■ Given data

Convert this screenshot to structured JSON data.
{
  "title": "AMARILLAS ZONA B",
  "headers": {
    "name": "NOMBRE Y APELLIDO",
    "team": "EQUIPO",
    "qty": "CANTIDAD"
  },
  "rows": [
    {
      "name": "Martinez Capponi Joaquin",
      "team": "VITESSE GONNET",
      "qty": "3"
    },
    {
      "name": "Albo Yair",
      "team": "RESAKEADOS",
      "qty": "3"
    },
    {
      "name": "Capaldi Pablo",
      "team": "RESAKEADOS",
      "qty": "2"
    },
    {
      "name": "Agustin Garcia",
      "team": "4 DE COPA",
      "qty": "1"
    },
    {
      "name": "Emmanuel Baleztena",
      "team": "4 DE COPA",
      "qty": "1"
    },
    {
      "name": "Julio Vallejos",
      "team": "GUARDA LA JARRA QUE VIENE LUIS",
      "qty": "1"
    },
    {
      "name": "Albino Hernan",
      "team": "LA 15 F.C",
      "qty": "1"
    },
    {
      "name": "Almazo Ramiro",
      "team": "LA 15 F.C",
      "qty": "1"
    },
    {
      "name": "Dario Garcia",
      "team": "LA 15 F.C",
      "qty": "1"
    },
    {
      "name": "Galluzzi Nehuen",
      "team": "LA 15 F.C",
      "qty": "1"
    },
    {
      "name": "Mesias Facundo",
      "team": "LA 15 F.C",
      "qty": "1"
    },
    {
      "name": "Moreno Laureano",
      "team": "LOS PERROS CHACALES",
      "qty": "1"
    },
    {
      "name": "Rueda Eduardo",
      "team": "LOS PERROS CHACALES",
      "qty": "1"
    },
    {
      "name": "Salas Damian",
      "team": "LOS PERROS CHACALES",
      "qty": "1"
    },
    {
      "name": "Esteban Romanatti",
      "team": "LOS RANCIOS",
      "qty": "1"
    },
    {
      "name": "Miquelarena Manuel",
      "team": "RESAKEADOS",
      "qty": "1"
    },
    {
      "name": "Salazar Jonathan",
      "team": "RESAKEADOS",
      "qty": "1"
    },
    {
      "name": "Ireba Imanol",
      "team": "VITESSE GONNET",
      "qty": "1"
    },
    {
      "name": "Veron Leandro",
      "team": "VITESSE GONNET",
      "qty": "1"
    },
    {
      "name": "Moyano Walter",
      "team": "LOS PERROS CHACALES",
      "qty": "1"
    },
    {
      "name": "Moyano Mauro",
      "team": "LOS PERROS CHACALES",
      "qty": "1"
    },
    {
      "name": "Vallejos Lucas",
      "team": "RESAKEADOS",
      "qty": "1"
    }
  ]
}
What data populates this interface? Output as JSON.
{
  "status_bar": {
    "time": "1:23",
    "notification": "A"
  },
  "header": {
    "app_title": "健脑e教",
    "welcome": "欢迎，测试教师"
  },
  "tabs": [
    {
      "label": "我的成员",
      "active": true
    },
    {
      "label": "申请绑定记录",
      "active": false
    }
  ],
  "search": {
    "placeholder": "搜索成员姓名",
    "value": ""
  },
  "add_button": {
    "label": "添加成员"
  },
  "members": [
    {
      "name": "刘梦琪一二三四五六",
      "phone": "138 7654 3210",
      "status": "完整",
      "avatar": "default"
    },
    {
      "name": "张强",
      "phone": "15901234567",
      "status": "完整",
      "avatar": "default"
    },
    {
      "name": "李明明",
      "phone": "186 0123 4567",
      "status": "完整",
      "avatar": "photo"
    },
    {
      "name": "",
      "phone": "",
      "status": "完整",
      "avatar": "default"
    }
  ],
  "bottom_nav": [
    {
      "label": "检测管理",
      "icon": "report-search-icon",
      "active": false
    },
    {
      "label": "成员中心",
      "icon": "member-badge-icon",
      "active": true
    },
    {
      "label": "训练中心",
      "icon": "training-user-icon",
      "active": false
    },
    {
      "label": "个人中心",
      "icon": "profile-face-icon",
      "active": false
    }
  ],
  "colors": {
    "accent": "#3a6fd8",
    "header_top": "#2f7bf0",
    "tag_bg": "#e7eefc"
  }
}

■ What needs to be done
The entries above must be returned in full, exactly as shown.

■ Answer
Convert this screenshot to structured JSON data.
{
  "title": "AMARILLAS ZONA B",
  "headers": {
    "name": "NOMBRE Y APELLIDO",
    "team": "EQUIPO",
    "qty": "CANTIDAD"
  },
  "rows": [
    {
      "name": "Martinez Capponi Joaquin",
      "team": "VITESSE GONNET",
      "qty": "3"
    },
    {
      "name": "Albo Yair",
      "team": "RESAKEADOS",
      "qty": "3"
    },
    {
      "name": "Capaldi Pablo",
      "team": "RESAKEADOS",
      "qty": "2"
    },
    {
      "name": "Agustin Garcia",
      "team": "4 DE COPA",
      "qty": "1"
    },
    {
      "name": "Emmanuel Baleztena",
      "team": "4 DE COPA",
      "qty": "1"
    },
    {
      "name": "Julio Vallejos",
      "team": "GUARDA LA JARRA QUE VIENE LUIS",
      "qty": "1"
    },
    {
      "name": "Albino Hernan",
      "team": "LA 15 F.C",
      "qty": "1"
    },
    {
      "name": "Almazo Ramiro",
      "team": "LA 15 F.C",
      "qty": "1"
    },
    {
      "name": "Dario Garcia",
      "team": "LA 15 F.C",
      "qty": "1"
    },
    {
      "name": "Galluzzi Nehuen",
      "team": "LA 15 F.C",
      "qty": "1"
    },
    {
      "name": "Mesias Facundo",
      "team": "LA 15 F.C",
      "qty": "1"
    },
    {
      "name": "Moreno Laureano",
      "team": "LOS PERROS CHACALES",
      "qty": "1"
    },
    {
      "name": "Rueda Eduardo",
      "team": "LOS PERROS CHACALES",
      "qty": "1"
    },
    {
      "name": "Salas Damian",
      "team": "LOS PERROS CHACALES",
      "qty": "1"
    },
    {
      "name": "Esteban Romanatti",
      "team": "LOS RANCIOS",
      "qty": "1"
    },
    {
      "name": "Miquelarena Manuel",
      "team": "RESAKEADOS",
      "qty": "1"
    },
    {
      "name": "Salazar Jonathan",
      "team": "RESAKEADOS",
      "qty": "1"
    },
    {
      "name": "Ireba Imanol",
      "team": "VITESSE GONNET",
      "qty": "1"
    },
    {
      "name": "Veron Leandro",
      "team": "VITESSE GONNET",
      "qty": "1"
    },
    {
      "name": "Moyano Walter",
      "team": "LOS PERROS CHACALES",
      "qty": "1"
    },
    {
      "name": "Moyano Mauro",
      "team": "LOS PERROS CHACALES",
      "qty": "1"
    },
    {
      "name": "Vallejos Lucas",
      "team": "RESAKEADOS",
      "qty": "1"
    }
  ]
}
What data populates this interface? Output as JSON.
{
  "status_bar": {
    "time": "1:23",
    "notification": "A"
  },
  "header": {
    "app_title": "健脑e教",
    "welcome": "欢迎，测试教师"
  },
  "tabs": [
    {
      "label": "我的成员",
      "active": true
    },
    {
      "label": "申请绑定记录",
      "active": false
    }
  ],
  "search": {
    "placeholder": "搜索成员姓名",
    "value": ""
  },
  "add_button": {
    "label": "添加成员"
  },
  "members": [
    {
      "name": "刘梦琪一二三四五六",
      "phone": "138 7654 3210",
      "status": "完整",
      "avatar": "default"
    },
    {
      "name": "张强",
      "phone": "15901234567",
      "status": "完整",
      "avatar": "default"
    },
    {
      "name": "李明明",
      "phone": "186 0123 4567",
      "status": "完整",
      "avatar": "photo"
    },
    {
      "name": "",
      "phone": "",
      "status": "完整",
      "avatar": "default"
    }
  ],
  "bottom_nav": [
    {
      "label": "检测管理",
      "icon": "report-search-icon",
      "active": false
    },
    {
      "label": "成员中心",
      "icon": "member-badge-icon",
      "active": true
    },
    {
      "label": "训练中心",
      "icon": "training-user-icon",
      "active": false
    },
    {
      "label": "个人中心",
      "icon": "profile-face-icon",
      "active": false
    }
  ],
  "colors": {
    "accent": "#3a6fd8",
    "header_top": "#2f7bf0",
    "tag_bg": "#e7eefc"
  }
}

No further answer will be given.